The Hidden Falls Restaurant is located at the golf course and is owned by the city as well.

The restaurant manager, head golf pro, city manager, City Council, and past consultant reports will all be resources for the task force.

“What I would like to do is give these people enough time to study the accounting figures, to study the mood of the neighborhood, to see what their neighbors think,” Bentley said. “I’ve also got people with restaurant expertise on the task force who can probably share their experiences, too. That will help us out considerably.”

The task force consists of nine members recruited for their diverse backgrounds, experiences, and points of view. 

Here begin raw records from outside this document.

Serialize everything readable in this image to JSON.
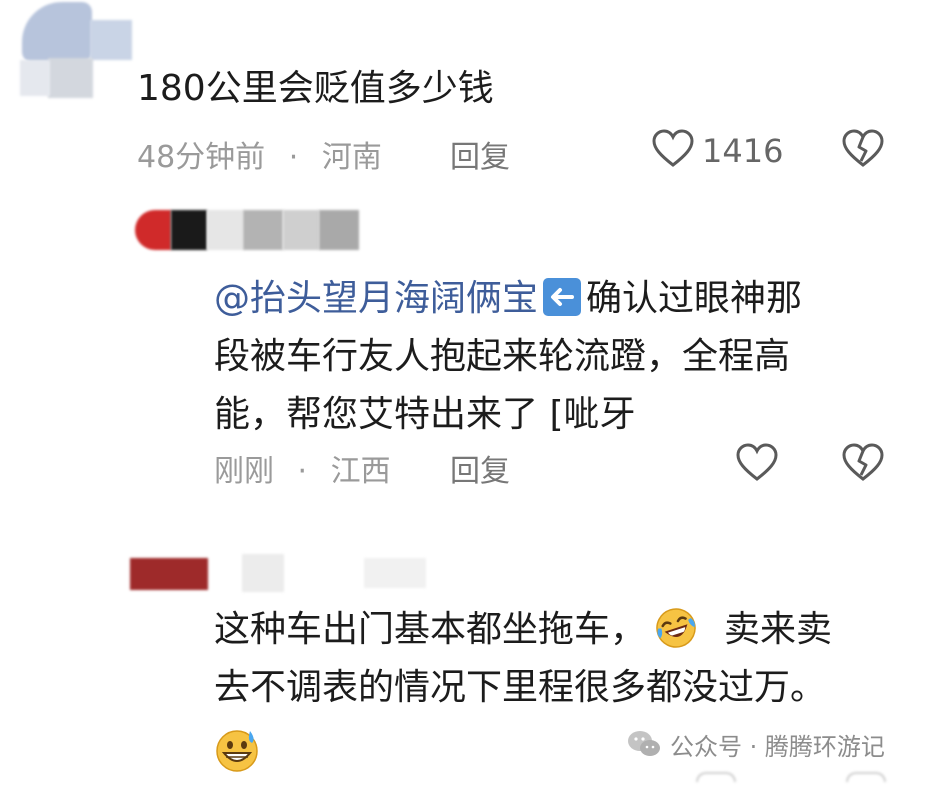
{
  "comments": [
    {
      "text": "180公里会贬值多少钱",
      "time": "48分钟前",
      "separator": "·",
      "location": "河南",
      "reply_label": "回复",
      "likes": "1416"
    },
    {
      "mention": "@抬头望月海阔俩宝",
      "text_line1": "确认过眼神那",
      "text_line2": "段被车行友人抱起来轮流蹬，全程高",
      "text_line3": "能，帮您艾特出来了 [呲牙",
      "time": "刚刚",
      "separator": "·",
      "location": "江西",
      "reply_label": "回复"
    },
    {
      "text_line1_a": "这种车出门基本都坐拖车，",
      "text_line1_b": "卖来卖",
      "text_line2": "去不调表的情况下里程很多都没过万。"
    }
  ],
  "watermark": {
    "text": "公众号 · 腾腾环游记"
  },
  "icons": {
    "like": "heart-outline-icon",
    "dislike": "broken-heart-icon",
    "arrow": "left-arrow-emoji-icon",
    "laugh": "laughing-tears-emoji-icon",
    "sweat": "grinning-sweat-emoji-icon",
    "wechat": "wechat-logo-icon"
  },
  "colors": {
    "mention": "#3e5d9a",
    "meta": "#9a9a9a",
    "arrow_bg": "#4a90d9"
  }
}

“We’ve got a lawyer, a doctor, people with restaurant experience,” Bentley said. “I think we’ve got a pretty good cross-section. One of the things I specifically looked for was for people that wouldn’t always see eye to eye, that would disagree. I think it’s very good to have that kind of mix. They have to then justify whatever position they are.”

This task force differs from some of the previous ones assembled to tackle the same problem in years past because it doesn’t consist of consultants, but residents. That, and it will be in close communication with the community, Bentley said.

“Everyone needs to stay involved in it and not let the task force just go out on a tangent and come up with an answer that really doesn’t have any support at all,” he said. “You’ve got to have support from the stakeholders in order to come out with a satisfactory product.

“We’re just going to have to put a pencil to things and make sure we’re doing the right things there. We’ll see what we can do, but I think we can bring this back into better shape,” he added.

The task force will not meet openly to the public but will provide regular reports to the City Council and mayor’s office.